Hockey was his main sport.  Like all hockey parents, we spent a fortune on equipment, travel and hotels to play hockey all over the country.   He saw the sacrifices we made as he got older, and knew he should give all his effort on the ice, since it took so much to get there.  In the early days of the team, they mostly played high school teams who had never been in a sled before.

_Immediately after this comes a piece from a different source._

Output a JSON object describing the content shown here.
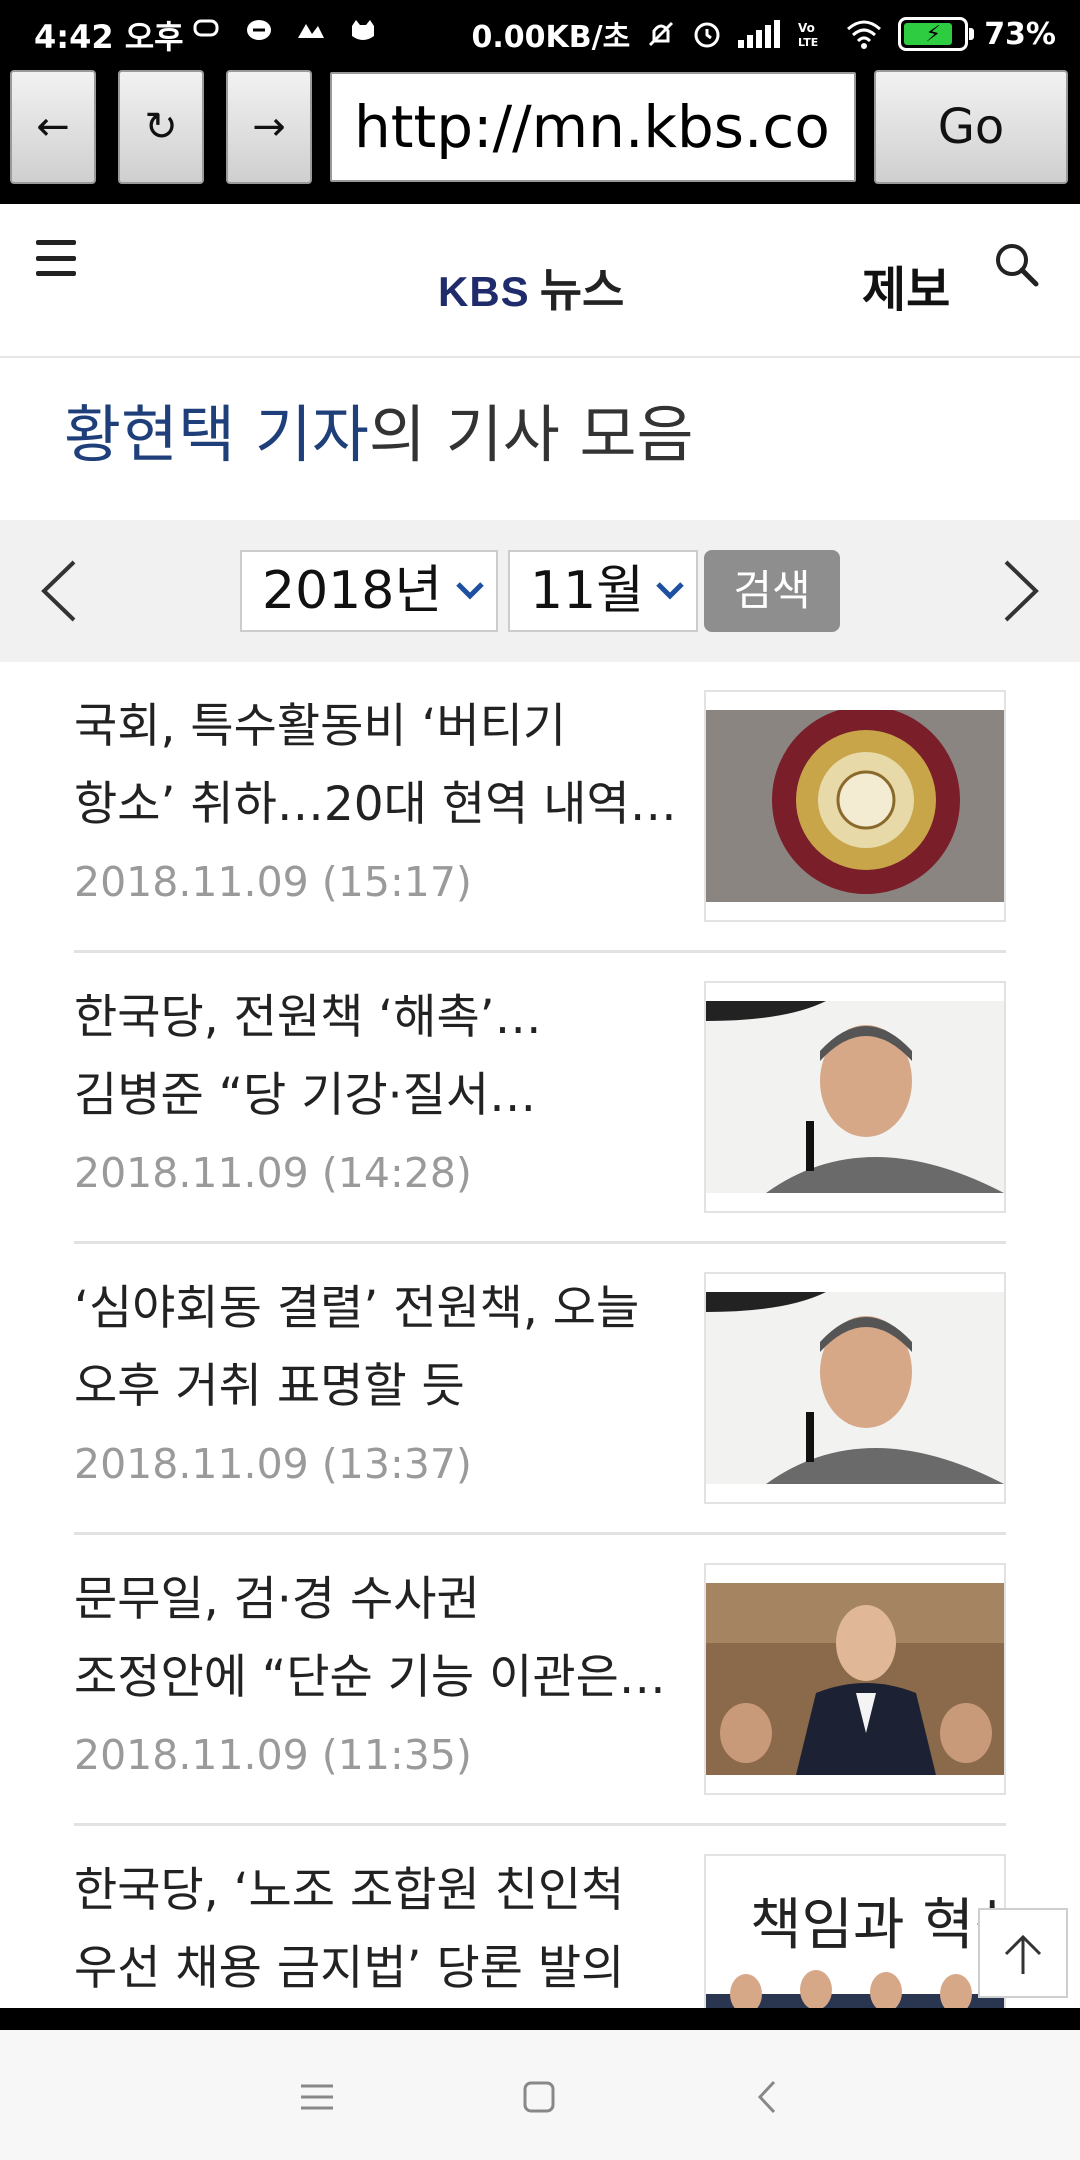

The Madison Fire Department played us every year too.  The Skeeters (or Warriors at first) won easily most times.  Then, we started playing other sled teams from Minnesota and Chicago.  I know Paul looked forward to those weekends because he got to play against real competition – sled kids his age and older that knew how to play.   He was going to be one of the oldest kids on the team this year, and was looking forward to being a team leader.  There are several new sled teams in the Midwest this year, and he was ready to play a bunch of new kids.

I have learned a lot about what we appreciate as a grieving family and what we don’t appreciate so much.   Everyone that tried to help was appreciated for trying.  I know that before this happened, I was probably not a good helper when a friend of mine suffered a loss.  Just like I would not have understood being a parent of a handicapped kid before that experience.  So maybe this helps someone like it would have helped me.

People asked if we need anything, but we didn’t know what we needed.  We appreciate people who just did stuff for us those first few weeks.  People who offered to take us out for a meal or a drink, even if we said no.  When we started saying yes, it helped us to be out.  People who brought food, or photos of Paul, or sat and chatted about Paul, that was all good stuff that I will remember.

People ask “how are you?”  From me, this gets a response like “good”, because I don’t think you want to hear how crappy it is, if it is at that moment.  I prefer when people have a minute to ask “How are you doing today?” because somehow it sounds like you really want to know specifically how today is going for me.  But mostly I just like it when people say his name, share a memory or ask something about him.  Even if I heard or told the story a million times before, I still enjoy it.  So, I share things that you might already know for my own benefit.  If you get something out of it too, all the better.